• [ACTIVITY] Report each line from the entries in which "page" can be found.
START SUPPLIED MATERIAL
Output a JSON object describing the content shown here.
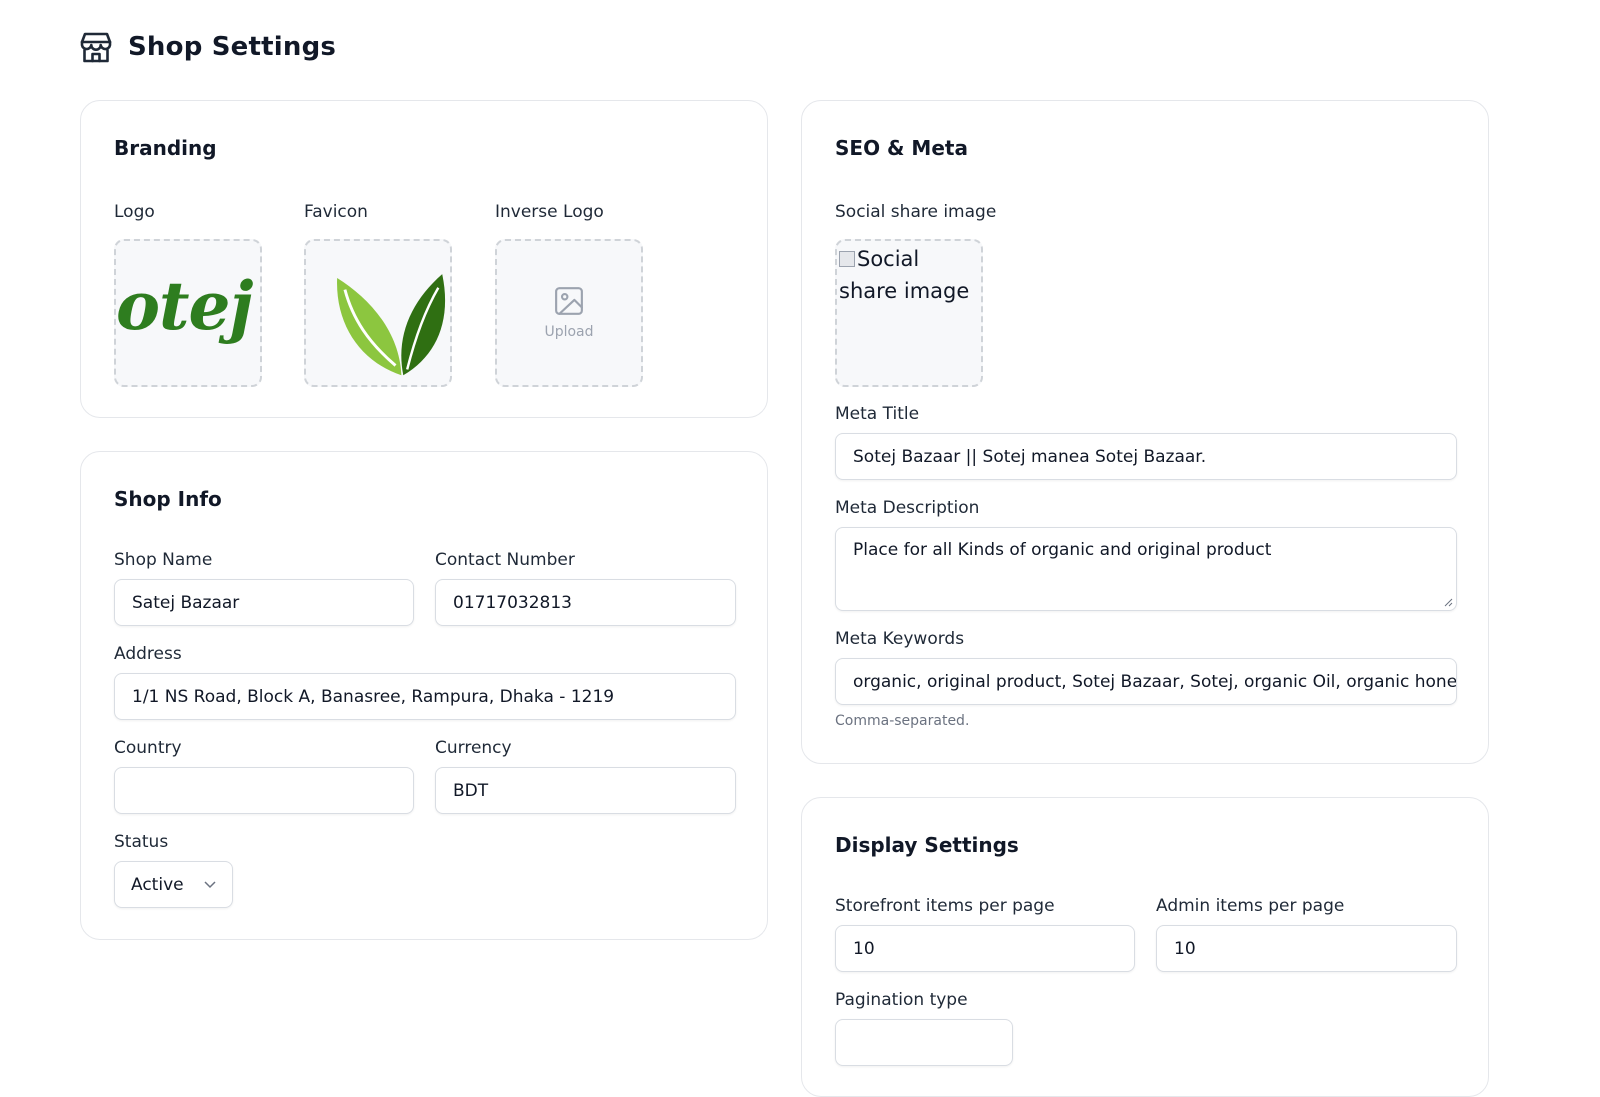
{
  "page": {
    "title": "Shop Settings",
    "icon": "store-icon"
  },
  "branding": {
    "title": "Branding",
    "logo_label": "Logo",
    "favicon_label": "Favicon",
    "inverse_logo_label": "Inverse Logo",
    "logo_text": "otej i",
    "upload_text": "Upload"
  },
  "shop_info": {
    "title": "Shop Info",
    "shop_name_label": "Shop Name",
    "shop_name_value": "Satej Bazaar",
    "contact_label": "Contact Number",
    "contact_value": "01717032813",
    "address_label": "Address",
    "address_value": "1/1 NS Road, Block A, Banasree, Rampura, Dhaka - 1219",
    "country_label": "Country",
    "country_value": "",
    "currency_label": "Currency",
    "currency_value": "BDT",
    "status_label": "Status",
    "status_value": "Active"
  },
  "seo": {
    "title": "SEO & Meta",
    "social_image_label": "Social share image",
    "social_image_alt": "Social share image",
    "meta_title_label": "Meta Title",
    "meta_title_value": "Sotej Bazaar || Sotej manea Sotej Bazaar.",
    "meta_description_label": "Meta Description",
    "meta_description_value": "Place for all Kinds of organic and original product",
    "meta_keywords_label": "Meta Keywords",
    "meta_keywords_value": "organic, original product, Sotej Bazaar, Sotej, organic Oil, organic honey",
    "keywords_hint": "Comma-separated."
  },
  "display": {
    "title": "Display Settings",
    "storefront_label": "Storefront items per page",
    "storefront_value": "10",
    "admin_label": "Admin items per page",
    "admin_value": "10",
    "pagination_label": "Pagination type"
  },
  "colors": {
    "logo_green": "#2e7d1f",
    "leaf_light": "#8cc63f",
    "leaf_dark": "#2f6f12",
    "border": "#e5e7eb",
    "dashed": "#cfd3d8"
  }
}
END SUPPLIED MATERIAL
• [FINISHED TASK]
  "page": {
    "storefront_label": "Storefront items per page",
    "admin_label": "Admin items per page",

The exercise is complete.